Church of the Ascension Finally Rings Rare Bells for Community
ROCHESTER, N.Y. -- After years of dreaming and thousands of hours of hard work, the heavenly sounds of a unique set of 10 bells are finally drawing in curious onlookers from all over the region to the Church of the Ascension.
On Saturday, the Lake Avenue-based church held a dedication and consecration for its new set of rare bells.
“I came because I’ve always wanted to see the bell ringers in action,” Pittsford resident Jean France said.
There are less than 50 United States churches with change ringing bells. Bell ringers from all over the U.S. and Canada came to help ring the bells.
For France, even though her daughter was a bell ringer for a decade, this is the first time she’s heard the sounds.
“I understand it’s a joyful noise,” France said.
Her friend Nancy Bolger first read about change ringing in the book The Nine Tailors by Dorothy Sayers.

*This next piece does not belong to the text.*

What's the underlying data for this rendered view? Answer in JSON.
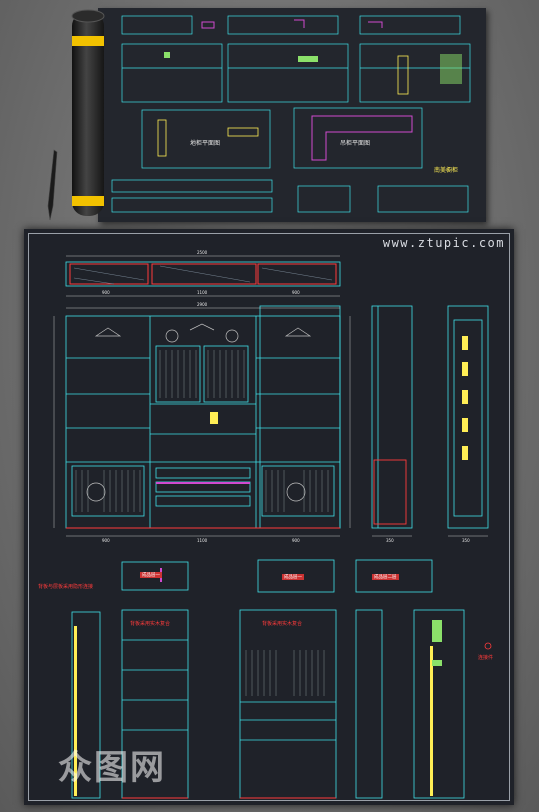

On Saturday however, she wanted to do more than just imagine them.
“I think there are two other places in the state, one of them being in Manhattan where we can hear this, unless we go to Toronto,” Bolger said. “So here we are, 20 minutes away from where we live and we’re hearing this wonderful gift to this church.”
While France plans to bring her daughter to see the bells when she’s in town, those in charge of the project are glad to see the bells are already ringing in the hearts of those who came to see them.
“It’s sort of an answer to all the trouble in the world these days,” bell ringer Chris Haller said. “We are setting forth the bells and the ringing of the bells as an example to the rest of the world of peace, harmony, and good music.”
The bell tower was first built in 1929 during the Great Depression. The first commemorative bell rang in 1968.
Now, each bell that rings is named after a historical or inspiring figure from society. They also include inscriptions relating to that person. One bell named after Frederick Douglass reads “Ring in the valiant man and free.” Another bell named after Susan B. Anthony reads, “Ring out the false, ring in the true.”
The bells range in weight from 375 pounds to 1,267 pounds.